The newest luxury hotel to be added to the Jerusalem scene was the Mamilla Hotel in the summer of 2009. Like the other two hotels on our brief hotel tour, the central location of the property allows for sweeping views of the old city; and what is more, the hotel is also attached directly to the famed Mamilla Mall, its namesake. What a special place it is. On any given day, you can see religious men toting their recognizable black hats next to bare-headed secular Jews, robed Armenian monks, Christian locals, backpacking tourists and even a few Palestinians thrown in the mix. It is a true melting pot; a blending of people, backgrounds, ethnicities and political persuasions.
Perched just outside the Jaffa Gate that welcomes you into the old city, the Mamilla development sits now on what was once a slummy and dangerous, politically contested 'no man's land' following the 1967 war. Today, after 30 years in the making, it has been turned into an attention-worthy 28-acre mixed-use piece of paradise, that is home to upscale retail, fine dining, prominent businesses, top of the line homes and - you guessed it - hotels, including our spotlight hotel of the day. Created by genius architect Moshe Safdie, who also designed Columbus Center in New York City, the luxurious Mamilla Hotel has a contemporary, sophisticated look that is a perfect marriage between sleek minimalism and local Jerusalem-esque aesthetic.

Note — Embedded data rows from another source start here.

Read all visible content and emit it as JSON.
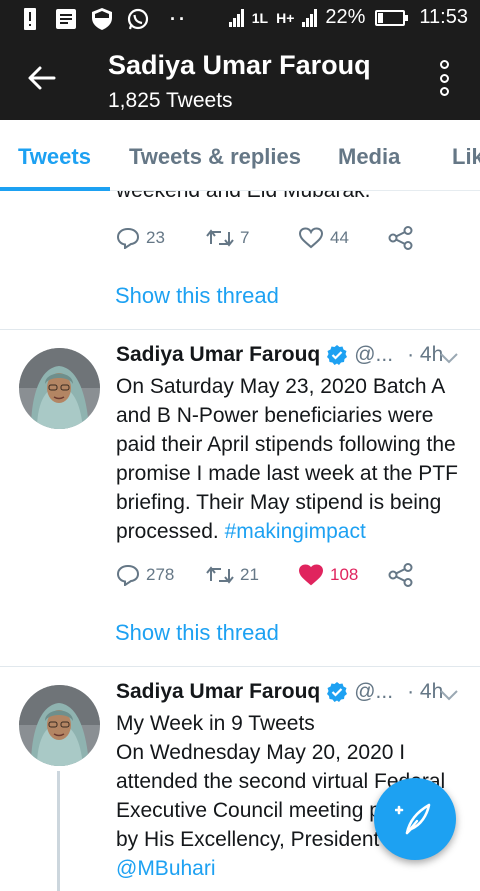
{
  "status_bar": {
    "icons": [
      "alert-icon",
      "document-icon",
      "shield-icon",
      "whatsapp-icon"
    ],
    "network_1": "1L",
    "network_2": "H+",
    "battery": "22%",
    "battery_level": 0.22,
    "time": "11:53"
  },
  "header": {
    "title": "Sadiya Umar Farouq",
    "subtitle": "1,825 Tweets"
  },
  "tabs": [
    {
      "label": "Tweets",
      "active": true
    },
    {
      "label": "Tweets & replies",
      "active": false
    },
    {
      "label": "Media",
      "active": false
    },
    {
      "label": "Lik",
      "active": false
    }
  ],
  "tweets": [
    {
      "text_tail": "weekend and Eid Mubarak.",
      "replies": "23",
      "retweets": "7",
      "likes": "44",
      "liked": false,
      "show_thread": "Show this thread"
    },
    {
      "name": "Sadiya Umar Farouq",
      "handle": "@...",
      "time": "· 4h",
      "text": "On Saturday May 23, 2020 Batch A and B  N-Power beneficiaries were paid their April stipends following the promise I made last week at the PTF briefing. Their May stipend is being processed.",
      "hashtag": "#makingimpact",
      "replies": "278",
      "retweets": "21",
      "likes": "108",
      "liked": true,
      "show_thread": "Show this thread"
    },
    {
      "name": "Sadiya Umar Farouq",
      "handle": "@...",
      "time": "· 4h",
      "line1": "My Week in 9 Tweets",
      "text": "On Wednesday May 20, 2020 I attended the second virtual Federal Executive Council meeting presided by His Excellency, President",
      "mention": "@MBuhari"
    }
  ],
  "colors": {
    "accent": "#1da1f2",
    "like": "#e0245e",
    "header_bg": "#1c1c1c",
    "muted": "#657786"
  }
}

Actually, the Mamilla hotel and mall is one of the best examples that I have seen in Jerusalem of this 'local aesthetic'. You see, all building projects here in Jerusalem, according to city law, must be built using local Jerusalem stone, a light-colored limestone that is typical of the buildings, temples, roads and alleyways in existence here since ancient times. One of the first things, in fact, that you will notice about Jerusalem when you first drive up the hill into the city is the rolling green hills dotted with Jerusalem stone as far as the eye can see. The same sort of rules apply to different cities of the world, including Santorini and Mykonos in the Greek Islands where you will see a landscape of white houses covered with blue thatched roofs; or in Florence, Italy, a land characterized by rustic red roofs. It makes for quite a beautiful visual and a photographer's paradise.
Going back to Mamilla Hotel, not only does it have that quintessential Jerusalem stone 'look', but also, no other hotel does a better job of seemingly hiding away into its natural and historic surroundings. It looks almost invisible from a distance. Check out the far right side of the picture on the left (the hotel is on the left and the attached mall is on the right). From afar, those images on the right just look like landscaped terracing or buttresses supporting the weight of the old city. However, in reality, every detail was carefully crafted and manipulated to look as natural as possible, in order to blend in with the neighboring world. It should come as no surprise then that these painstaking efforts resulted in the accumulation of numerous awards and prizes for the architect's unique ability to honor the Jerusalem building code and for doing so in a beautiful, seamless and respectful way.
|Rooftop Deck & Wine Bar|
Although the hotel blends in seamlessly with its surroundings, what you will find on the inside will shock you in its contrast from the outside world. According to their website, the hotel recently entered the Sunday Times Travel Magazine's "World's Best 100 Hotels" and Conde Nast Traveler's UK and US editions' "Hot List 2010". I will keep you waiting no more. Let me introduce you to the celebrated Mamilla Jerusalem Hotel:
GARDENS & TERRACES:
DOWNSTAIRS BALLROOMS & CONFERENCE ROOMS:
Kind of has the feel of a W hotel, doesn't it? I think so, at least. I will definitely be going back to check out the Mirror Bar on a busy Friday or Saturday night. If you're curious to see the rooms, you will have to check it out on the internet. We sneaked around on one floor to check it out, but quickly left after a few strange looks from the cleaning guys. Oops! Hope you enjoyed the visit at Mamilla, it's a beautiful place and is demonstrative of the changing landscape around this neck of the woods.